This afternoon, a group of 25 of those seniors will be recognized prior to what, for most of them, will be their last game at Notre Dame Stadium. A few of them have another year of eligibility left and some, including Lenzy and Justin Ademilola, are still mulling whether to return, but for most of them, today’s matchup against Boston College (3-7) will be their last opportunity to get a win in front of the Irish faithful.
“There’s only one way to have a good senior night and that’s to win the game,” said Irish offensive coordinator Tommy Rees, who went through Senior Day at Notre Dame Stadium as a player in 2013. “That can help motivate people, but certainly there’s no lack of motivation. … It’s a big game for us, we still have a lot to accomplish this season.”
No. 18 Notre Dame (7-3) has won four games in a row and has taken eight straight against Boston College, the only other Catholic school in the FBS, since 2009.
The Eagles, in their third year under coach Jeff Hafley, are suffering through a down season but are coming off a galvanizing triumph, 21-20 over then-No. 17 N.C. State.
Notre Dame, meanwhile, beat Navy 35-32 last week but was outscored 19-0 in the second half and managed only 12 total yards after halftime.
Still, the Irish have scored 35 points in four straight games for just the 10th time in program history.
“When you watch our games, especially recently, we’ve been taking what we have.
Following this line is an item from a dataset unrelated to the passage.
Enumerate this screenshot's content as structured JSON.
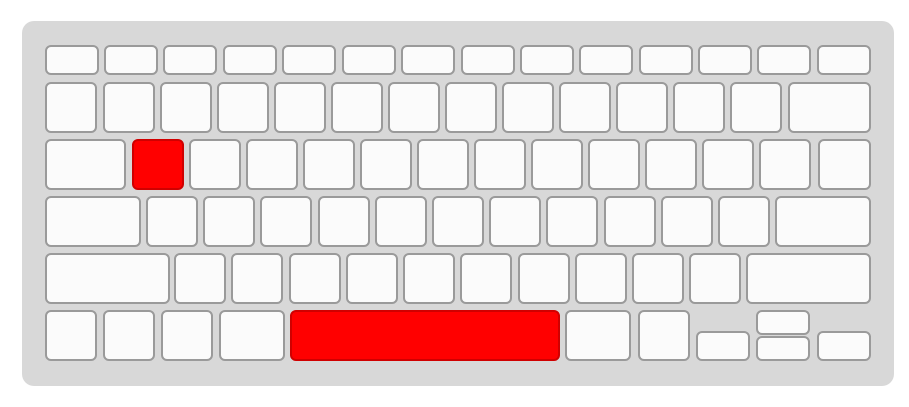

Clemson, we ran the hell out of the ball. Against Navy, we knew they were gonna be loading the box and you look at that game everything we wanted happened in the first half,” said Lenzy, who in that game had season-highs with five catches and 67 yards and added a highlight-reel touchdown in which he pinned the ball against the defender’s back in the end zone.
“I promise you we got everything we wanted in the second half, just one little inch of a throw, one little inch of a block and we have three to four more touchdowns for sure.
“If we have the looks we want, we’ll deliver.”
If the Irish are able to secure another rivalry victory, the seniors will have a chance to reflect on what they built in their final seasons in South Bend.
“I haven’t been part of a team yet at Notre Dame that has been this close,” Lugg said. “The locker room environment is contagiously good for this program. I hope it continues after this senior class leaves and I know it will continue because everyone from the top down is committed to the process of being together and sacrificing for one another.”